Problem statement:
Search the data for the word "title" and copy each line that has it.
---
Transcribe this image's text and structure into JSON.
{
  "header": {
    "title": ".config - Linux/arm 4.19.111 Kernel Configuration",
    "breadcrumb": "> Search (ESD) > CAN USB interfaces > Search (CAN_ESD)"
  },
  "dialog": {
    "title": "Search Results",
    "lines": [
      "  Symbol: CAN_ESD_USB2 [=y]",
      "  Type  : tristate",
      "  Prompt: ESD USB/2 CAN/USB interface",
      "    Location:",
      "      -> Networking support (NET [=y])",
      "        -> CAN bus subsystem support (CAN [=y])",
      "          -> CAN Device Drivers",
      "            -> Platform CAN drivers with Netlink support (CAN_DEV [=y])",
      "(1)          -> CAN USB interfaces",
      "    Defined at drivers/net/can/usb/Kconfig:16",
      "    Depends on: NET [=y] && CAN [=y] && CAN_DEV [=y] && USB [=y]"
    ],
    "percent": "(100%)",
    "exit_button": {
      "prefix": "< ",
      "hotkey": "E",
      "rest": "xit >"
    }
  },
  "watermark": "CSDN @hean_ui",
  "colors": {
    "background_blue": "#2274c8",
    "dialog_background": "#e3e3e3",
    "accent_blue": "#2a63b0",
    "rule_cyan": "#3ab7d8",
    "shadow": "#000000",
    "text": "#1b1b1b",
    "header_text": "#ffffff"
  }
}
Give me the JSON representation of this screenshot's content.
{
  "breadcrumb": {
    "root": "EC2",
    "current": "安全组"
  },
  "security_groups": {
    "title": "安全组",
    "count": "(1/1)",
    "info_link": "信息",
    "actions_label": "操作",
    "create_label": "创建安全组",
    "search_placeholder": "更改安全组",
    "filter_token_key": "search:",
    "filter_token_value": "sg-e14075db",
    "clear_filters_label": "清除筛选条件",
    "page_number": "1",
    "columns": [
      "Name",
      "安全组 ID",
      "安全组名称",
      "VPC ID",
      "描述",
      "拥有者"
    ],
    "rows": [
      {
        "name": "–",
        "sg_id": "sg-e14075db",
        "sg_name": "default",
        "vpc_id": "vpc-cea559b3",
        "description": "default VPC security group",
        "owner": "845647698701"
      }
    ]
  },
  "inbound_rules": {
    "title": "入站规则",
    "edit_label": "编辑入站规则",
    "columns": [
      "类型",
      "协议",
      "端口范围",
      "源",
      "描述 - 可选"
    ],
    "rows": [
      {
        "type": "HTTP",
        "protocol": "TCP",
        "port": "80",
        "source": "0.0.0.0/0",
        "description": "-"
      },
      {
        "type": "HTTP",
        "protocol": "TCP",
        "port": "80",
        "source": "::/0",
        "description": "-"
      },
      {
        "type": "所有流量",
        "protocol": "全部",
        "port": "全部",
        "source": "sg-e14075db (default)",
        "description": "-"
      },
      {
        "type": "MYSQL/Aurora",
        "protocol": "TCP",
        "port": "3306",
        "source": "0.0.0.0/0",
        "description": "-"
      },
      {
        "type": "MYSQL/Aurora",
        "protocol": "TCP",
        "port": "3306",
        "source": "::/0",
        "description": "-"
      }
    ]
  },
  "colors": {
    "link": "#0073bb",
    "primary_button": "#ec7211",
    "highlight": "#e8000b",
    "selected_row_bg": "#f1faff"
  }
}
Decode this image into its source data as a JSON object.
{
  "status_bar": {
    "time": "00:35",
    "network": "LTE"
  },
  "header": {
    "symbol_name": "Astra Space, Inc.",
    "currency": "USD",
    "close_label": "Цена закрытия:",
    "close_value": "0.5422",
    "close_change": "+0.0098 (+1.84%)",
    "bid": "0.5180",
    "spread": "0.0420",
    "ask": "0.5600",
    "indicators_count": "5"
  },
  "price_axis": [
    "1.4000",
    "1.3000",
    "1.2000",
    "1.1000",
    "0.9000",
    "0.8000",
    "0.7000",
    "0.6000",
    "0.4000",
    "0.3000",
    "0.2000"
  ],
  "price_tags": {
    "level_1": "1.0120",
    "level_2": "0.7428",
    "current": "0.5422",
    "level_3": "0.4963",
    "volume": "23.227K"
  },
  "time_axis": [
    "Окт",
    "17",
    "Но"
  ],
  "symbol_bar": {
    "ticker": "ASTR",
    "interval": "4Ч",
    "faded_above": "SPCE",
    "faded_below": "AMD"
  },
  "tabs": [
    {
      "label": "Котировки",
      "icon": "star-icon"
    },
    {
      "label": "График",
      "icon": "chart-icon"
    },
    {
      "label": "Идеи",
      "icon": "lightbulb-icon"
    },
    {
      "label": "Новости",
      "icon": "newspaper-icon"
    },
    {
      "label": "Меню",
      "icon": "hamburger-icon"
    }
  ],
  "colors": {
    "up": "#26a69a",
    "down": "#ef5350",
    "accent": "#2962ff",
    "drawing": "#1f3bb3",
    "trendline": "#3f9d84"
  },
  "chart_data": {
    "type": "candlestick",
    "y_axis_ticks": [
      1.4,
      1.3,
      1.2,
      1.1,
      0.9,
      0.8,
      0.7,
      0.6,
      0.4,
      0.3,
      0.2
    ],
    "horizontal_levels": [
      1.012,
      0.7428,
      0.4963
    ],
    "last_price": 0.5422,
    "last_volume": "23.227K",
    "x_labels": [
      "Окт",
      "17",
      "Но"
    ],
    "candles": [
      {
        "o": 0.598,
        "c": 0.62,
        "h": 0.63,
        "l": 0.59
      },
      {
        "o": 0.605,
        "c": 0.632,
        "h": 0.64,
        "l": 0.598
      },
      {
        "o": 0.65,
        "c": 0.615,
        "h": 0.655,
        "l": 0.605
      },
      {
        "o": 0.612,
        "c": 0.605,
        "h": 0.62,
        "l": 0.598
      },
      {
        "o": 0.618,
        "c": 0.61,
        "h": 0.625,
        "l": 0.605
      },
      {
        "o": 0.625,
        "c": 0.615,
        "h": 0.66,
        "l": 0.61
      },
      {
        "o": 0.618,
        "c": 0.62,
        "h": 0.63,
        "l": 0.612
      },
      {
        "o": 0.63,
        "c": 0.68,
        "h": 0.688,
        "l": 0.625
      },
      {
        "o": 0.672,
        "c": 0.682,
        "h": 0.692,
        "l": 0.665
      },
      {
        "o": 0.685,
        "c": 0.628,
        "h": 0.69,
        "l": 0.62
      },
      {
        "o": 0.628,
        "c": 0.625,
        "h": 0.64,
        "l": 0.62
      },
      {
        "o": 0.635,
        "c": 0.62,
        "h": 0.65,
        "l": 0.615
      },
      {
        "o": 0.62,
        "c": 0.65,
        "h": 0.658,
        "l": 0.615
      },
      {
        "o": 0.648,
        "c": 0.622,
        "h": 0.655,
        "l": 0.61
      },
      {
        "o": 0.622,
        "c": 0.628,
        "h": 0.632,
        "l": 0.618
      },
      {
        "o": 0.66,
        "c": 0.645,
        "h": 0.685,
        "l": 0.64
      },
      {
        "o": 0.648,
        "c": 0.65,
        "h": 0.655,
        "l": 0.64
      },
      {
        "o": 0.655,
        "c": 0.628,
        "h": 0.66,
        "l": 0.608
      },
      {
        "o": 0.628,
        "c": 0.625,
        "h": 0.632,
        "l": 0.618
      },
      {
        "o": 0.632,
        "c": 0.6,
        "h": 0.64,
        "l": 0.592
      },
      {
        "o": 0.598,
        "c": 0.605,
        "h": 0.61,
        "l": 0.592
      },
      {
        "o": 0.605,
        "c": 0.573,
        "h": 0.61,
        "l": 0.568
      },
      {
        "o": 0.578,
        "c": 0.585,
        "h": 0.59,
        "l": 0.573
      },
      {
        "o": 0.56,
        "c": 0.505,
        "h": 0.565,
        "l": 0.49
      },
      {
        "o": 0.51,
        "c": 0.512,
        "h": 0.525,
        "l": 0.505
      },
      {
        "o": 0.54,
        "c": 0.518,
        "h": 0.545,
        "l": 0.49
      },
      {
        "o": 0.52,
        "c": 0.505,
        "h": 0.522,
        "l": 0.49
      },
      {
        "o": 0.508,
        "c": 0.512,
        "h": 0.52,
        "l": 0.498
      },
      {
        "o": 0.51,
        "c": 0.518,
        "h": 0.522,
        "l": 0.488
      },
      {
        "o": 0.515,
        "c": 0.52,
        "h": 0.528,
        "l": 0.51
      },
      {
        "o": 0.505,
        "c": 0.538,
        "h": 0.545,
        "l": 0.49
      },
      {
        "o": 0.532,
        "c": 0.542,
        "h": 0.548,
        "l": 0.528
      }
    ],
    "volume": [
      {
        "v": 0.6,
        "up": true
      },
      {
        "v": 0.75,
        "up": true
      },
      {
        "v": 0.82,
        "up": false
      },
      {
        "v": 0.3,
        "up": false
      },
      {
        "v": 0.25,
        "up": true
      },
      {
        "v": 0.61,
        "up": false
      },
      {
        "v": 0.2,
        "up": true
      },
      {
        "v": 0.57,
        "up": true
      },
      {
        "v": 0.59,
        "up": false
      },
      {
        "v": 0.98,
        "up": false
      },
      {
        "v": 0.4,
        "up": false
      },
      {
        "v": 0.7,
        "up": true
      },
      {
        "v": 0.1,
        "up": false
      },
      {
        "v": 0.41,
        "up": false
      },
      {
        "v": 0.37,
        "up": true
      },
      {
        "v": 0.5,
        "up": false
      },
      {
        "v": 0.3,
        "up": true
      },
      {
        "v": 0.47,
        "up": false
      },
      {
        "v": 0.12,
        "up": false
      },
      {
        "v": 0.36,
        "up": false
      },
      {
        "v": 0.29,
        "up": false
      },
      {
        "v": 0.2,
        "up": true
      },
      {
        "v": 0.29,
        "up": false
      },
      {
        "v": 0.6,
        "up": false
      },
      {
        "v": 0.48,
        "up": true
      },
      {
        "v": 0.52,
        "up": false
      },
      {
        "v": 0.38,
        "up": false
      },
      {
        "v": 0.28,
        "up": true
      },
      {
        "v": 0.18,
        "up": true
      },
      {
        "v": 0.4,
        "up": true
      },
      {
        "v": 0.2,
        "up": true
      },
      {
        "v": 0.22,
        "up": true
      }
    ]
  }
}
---
Completed task:
    "title": ".config - Linux/arm 4.19.111 Kernel Configuration",
    "title": "Search Results",
    "title": "安全组",
    "title": "入站规则",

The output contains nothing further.